April 21, 2009

A deep seated assumption in our culture is that literature can somehow be taken to “stand for” culture at large. This assumption holds that it is literature or, more specifically a literary culture, that should be given pride of place.

Moreover, it is an axiom of recent poststructuralist theory that language is a privileged category, our key means not just of communicating, but of knowing, of being human, of constructing and manipulating social reality. Australianness or Kiwi is therefore equated with language or the novel.

True, landscape painting--eg., the Heidelberg School in Australia --- is held to embody nationality, and this contests the privileging of language and a literary culture. When it comes to sense of place it is possible that seeing precedes saying. If this is the case, then it is also possible that when we are talking about the underpinnings to collective or national identity, it is visual representation, not writing, that provides our privileged entry.

09April03_New Zealand_041.jpg Gary Sauer-Thompson, Golden Bay, South Island, New Zealand, 2009

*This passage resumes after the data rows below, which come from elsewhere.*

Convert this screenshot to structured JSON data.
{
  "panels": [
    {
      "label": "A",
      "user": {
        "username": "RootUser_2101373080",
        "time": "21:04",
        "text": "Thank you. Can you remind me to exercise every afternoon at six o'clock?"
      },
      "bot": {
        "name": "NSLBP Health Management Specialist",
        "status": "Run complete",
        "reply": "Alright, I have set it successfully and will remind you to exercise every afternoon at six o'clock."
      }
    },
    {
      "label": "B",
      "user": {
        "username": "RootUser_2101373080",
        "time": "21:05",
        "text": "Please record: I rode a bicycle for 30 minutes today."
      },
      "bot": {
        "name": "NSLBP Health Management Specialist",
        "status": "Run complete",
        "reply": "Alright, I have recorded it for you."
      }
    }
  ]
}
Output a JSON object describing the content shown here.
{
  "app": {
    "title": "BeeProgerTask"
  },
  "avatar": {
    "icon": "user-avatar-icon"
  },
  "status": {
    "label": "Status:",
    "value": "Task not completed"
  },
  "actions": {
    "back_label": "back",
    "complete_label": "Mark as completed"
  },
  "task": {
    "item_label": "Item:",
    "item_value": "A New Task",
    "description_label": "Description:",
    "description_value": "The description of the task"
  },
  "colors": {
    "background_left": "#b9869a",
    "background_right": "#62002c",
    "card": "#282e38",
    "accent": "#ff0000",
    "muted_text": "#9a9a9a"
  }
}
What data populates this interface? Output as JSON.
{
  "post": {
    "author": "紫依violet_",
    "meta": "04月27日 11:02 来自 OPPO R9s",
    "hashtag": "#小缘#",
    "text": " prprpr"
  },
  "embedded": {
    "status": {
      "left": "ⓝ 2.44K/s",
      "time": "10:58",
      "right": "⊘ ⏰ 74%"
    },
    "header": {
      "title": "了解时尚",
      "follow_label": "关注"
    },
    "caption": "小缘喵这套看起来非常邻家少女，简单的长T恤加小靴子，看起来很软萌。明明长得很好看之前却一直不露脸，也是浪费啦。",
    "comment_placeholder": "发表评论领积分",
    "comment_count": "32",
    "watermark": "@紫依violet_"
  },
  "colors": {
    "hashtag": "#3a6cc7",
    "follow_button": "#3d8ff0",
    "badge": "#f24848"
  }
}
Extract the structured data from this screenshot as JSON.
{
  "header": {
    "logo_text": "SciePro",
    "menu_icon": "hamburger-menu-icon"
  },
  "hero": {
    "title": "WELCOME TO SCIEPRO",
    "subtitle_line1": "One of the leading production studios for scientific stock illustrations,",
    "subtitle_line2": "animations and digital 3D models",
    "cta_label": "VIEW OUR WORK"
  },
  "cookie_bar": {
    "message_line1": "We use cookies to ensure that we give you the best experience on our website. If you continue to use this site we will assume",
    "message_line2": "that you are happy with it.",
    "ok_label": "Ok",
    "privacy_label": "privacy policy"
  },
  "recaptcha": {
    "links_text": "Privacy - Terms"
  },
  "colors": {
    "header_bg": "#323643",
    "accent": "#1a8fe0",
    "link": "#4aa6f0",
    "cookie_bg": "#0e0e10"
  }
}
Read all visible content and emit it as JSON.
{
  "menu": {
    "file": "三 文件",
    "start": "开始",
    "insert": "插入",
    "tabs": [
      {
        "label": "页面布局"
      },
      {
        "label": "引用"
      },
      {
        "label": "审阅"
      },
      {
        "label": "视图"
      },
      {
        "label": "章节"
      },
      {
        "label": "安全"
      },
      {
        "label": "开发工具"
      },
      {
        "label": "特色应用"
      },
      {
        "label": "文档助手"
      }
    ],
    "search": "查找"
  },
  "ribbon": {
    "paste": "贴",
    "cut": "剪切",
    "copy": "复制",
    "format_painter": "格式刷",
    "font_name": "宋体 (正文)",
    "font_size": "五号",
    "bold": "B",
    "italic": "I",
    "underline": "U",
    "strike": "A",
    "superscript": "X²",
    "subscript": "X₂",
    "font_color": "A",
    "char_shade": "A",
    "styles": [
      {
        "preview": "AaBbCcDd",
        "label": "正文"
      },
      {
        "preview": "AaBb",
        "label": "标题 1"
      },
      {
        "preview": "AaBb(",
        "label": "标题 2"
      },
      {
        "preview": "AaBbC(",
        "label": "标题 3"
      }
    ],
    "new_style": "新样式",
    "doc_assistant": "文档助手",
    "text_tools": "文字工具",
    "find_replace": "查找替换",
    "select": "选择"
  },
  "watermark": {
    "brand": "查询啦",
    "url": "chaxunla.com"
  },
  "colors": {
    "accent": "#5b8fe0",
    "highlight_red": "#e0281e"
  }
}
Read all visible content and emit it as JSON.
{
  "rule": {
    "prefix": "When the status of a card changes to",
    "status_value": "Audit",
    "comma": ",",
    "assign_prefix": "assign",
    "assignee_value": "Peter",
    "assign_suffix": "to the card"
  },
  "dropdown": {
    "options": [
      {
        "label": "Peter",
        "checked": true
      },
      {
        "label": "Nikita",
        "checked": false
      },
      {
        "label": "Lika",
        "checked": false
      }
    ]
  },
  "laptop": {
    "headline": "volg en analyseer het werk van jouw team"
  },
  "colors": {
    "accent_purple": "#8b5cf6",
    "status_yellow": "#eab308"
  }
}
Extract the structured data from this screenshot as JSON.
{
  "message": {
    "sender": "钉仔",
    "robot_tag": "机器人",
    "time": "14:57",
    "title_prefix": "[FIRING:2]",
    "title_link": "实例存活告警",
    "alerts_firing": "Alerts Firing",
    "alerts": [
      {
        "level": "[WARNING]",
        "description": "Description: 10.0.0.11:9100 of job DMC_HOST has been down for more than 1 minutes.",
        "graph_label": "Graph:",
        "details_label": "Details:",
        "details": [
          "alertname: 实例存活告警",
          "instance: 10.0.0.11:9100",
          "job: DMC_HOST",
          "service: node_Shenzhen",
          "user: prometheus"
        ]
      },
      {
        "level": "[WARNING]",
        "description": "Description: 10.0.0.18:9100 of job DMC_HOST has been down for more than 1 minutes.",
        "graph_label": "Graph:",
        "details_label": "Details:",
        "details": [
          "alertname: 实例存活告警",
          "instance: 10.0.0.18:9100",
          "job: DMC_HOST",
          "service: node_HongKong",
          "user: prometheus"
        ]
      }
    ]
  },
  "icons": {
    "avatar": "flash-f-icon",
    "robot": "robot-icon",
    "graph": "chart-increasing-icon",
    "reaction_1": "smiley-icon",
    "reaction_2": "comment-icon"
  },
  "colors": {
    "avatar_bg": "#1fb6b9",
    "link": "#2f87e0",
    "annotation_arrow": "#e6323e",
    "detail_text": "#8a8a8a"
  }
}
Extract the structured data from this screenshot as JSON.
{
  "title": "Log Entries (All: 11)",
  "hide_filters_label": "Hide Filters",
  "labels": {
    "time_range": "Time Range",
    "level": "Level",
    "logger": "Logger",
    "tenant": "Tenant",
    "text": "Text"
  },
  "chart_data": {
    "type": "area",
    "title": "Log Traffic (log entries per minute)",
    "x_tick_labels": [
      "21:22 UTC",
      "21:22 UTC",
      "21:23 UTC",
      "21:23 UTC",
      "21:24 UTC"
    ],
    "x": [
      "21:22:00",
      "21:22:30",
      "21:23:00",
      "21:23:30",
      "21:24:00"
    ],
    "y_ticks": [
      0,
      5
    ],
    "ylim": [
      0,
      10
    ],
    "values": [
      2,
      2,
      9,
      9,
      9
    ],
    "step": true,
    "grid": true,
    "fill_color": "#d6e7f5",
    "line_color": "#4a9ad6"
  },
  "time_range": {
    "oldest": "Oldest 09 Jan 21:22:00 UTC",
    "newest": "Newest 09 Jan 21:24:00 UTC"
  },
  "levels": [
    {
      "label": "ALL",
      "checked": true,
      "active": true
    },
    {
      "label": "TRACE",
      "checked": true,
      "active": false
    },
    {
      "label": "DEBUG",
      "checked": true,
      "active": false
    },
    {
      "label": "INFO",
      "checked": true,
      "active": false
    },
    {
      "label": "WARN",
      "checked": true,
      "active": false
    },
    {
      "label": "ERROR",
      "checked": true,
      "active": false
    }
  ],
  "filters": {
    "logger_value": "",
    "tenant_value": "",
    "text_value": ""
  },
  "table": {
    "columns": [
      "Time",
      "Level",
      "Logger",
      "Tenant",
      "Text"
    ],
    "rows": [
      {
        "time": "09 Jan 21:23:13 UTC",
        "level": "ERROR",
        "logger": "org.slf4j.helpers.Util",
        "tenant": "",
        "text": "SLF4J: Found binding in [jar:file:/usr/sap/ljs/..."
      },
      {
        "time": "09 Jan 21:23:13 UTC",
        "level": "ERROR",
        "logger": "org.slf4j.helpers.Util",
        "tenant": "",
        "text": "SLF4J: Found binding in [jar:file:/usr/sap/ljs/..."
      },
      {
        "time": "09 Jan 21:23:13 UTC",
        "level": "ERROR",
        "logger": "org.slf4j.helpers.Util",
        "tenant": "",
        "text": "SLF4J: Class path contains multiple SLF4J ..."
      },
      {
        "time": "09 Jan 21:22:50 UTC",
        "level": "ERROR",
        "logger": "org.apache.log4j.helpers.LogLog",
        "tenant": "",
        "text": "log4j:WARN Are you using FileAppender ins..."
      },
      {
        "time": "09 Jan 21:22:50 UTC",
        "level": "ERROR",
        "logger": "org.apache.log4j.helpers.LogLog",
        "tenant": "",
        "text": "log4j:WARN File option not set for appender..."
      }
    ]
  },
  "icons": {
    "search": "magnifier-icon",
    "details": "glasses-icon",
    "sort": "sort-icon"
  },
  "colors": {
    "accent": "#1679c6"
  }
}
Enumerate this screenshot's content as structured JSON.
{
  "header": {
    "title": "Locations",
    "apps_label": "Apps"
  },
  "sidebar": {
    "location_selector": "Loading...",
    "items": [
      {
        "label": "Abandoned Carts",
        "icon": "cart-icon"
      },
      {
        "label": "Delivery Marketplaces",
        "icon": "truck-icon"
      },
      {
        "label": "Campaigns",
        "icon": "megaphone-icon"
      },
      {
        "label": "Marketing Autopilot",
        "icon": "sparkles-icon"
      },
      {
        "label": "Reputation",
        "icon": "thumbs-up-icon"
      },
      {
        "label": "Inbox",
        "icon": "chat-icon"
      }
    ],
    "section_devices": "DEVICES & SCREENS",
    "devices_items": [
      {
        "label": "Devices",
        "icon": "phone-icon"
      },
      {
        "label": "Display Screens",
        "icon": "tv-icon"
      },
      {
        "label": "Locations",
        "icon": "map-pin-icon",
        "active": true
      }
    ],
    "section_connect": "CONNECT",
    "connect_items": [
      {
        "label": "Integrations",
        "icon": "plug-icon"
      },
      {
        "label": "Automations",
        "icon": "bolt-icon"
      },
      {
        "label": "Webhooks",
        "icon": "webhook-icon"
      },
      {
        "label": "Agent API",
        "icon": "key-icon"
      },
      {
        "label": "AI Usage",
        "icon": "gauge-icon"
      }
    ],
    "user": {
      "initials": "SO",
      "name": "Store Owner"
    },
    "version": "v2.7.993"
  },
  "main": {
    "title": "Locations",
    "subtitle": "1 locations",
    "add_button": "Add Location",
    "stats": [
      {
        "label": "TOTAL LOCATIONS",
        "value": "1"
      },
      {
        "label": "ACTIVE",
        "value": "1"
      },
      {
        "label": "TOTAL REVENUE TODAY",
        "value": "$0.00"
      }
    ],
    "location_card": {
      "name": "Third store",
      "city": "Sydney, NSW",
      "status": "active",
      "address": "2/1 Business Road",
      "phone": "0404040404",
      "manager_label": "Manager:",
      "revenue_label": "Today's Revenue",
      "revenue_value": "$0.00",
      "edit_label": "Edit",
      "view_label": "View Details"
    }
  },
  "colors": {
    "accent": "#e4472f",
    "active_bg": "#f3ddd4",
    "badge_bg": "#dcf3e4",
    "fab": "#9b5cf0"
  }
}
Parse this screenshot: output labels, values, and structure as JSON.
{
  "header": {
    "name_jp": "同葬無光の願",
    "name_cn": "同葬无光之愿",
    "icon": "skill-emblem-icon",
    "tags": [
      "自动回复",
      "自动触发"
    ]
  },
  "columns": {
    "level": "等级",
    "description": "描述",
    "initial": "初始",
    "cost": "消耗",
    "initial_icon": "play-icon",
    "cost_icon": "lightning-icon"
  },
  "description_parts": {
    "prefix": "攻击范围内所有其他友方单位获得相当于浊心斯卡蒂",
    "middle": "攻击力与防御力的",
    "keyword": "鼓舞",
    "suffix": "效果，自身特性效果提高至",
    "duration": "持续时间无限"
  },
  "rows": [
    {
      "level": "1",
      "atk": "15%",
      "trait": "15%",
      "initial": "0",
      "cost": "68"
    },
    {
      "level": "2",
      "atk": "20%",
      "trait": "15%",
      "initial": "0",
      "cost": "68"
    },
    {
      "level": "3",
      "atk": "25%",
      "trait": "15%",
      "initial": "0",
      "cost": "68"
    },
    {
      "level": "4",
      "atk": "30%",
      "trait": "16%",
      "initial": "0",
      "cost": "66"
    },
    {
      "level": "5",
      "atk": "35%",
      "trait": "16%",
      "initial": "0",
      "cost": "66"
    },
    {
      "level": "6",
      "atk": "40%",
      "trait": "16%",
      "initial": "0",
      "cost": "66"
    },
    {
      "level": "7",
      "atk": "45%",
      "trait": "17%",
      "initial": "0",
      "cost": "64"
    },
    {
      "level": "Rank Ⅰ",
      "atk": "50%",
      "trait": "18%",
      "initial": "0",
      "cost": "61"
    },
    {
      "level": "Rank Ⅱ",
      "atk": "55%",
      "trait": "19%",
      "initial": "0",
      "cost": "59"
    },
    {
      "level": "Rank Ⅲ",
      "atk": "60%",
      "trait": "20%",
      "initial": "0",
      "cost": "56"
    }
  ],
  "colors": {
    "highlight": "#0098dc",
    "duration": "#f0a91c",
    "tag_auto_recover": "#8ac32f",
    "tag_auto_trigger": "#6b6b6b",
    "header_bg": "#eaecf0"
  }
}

Photography, however, has not been considered to be an integral part of a sense of place, collective identity, or sense of being-in-the-world. If we adopt the perspective that visual representations or visual culture possibly provides a better or alternative representation of a national being in the world than language, then photography has, so to speak, lived in the shadows, largely forgotten, even tough thousands of photographs have been taken since the late nineteenth century. Film has replaced landscape painting.

Yet we look at our history of a particular place through archived, largely black and white photographs since memory is not a reliable guide of what once was. What we are left with are the pictures – simple, graphic, unmediated representations of self-in-place which express what is surely the most basic human mode of existence “here I am here in this particular built environment”. The photogrpahy goves us an indication of the built environment as it then was, and the clothes that indicate the gender and class of the 'I".

| Posted by Gary Sauer-Thompson at 3:10 PM |